WHAT THE EXERCISE ASKS
Provide only the number of lines in the following data that contain "arrow".

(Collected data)
--- START ---

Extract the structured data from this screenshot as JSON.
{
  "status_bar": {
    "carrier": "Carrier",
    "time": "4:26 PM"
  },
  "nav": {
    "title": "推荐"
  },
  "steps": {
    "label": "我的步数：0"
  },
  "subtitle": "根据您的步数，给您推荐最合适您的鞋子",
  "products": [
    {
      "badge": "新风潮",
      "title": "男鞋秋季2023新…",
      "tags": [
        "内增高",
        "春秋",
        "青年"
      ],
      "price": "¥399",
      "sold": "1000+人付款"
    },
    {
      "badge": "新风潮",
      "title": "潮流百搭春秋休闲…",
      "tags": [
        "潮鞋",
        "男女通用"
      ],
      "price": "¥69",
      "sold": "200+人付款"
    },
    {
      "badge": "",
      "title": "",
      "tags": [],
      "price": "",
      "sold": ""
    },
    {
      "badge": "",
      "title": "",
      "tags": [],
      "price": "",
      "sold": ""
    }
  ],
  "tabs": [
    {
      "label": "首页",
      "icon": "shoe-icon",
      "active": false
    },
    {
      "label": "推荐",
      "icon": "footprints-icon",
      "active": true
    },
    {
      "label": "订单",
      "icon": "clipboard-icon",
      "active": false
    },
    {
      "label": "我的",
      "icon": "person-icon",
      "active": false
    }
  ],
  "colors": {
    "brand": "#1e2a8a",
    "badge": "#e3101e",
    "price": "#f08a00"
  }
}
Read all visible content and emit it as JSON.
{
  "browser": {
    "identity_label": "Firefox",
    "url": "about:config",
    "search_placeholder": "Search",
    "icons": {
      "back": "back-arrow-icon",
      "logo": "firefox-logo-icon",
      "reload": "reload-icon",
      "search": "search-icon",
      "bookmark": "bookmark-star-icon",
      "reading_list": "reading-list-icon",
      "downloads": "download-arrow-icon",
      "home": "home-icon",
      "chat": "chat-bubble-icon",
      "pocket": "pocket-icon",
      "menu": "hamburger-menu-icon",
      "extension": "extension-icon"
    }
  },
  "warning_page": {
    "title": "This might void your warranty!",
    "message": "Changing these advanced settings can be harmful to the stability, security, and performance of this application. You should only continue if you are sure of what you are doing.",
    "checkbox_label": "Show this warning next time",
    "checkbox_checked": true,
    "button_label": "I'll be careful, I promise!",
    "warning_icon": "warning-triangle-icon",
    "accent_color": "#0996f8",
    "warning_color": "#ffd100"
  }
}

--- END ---

SOLUTION TO THE EXERCISE
2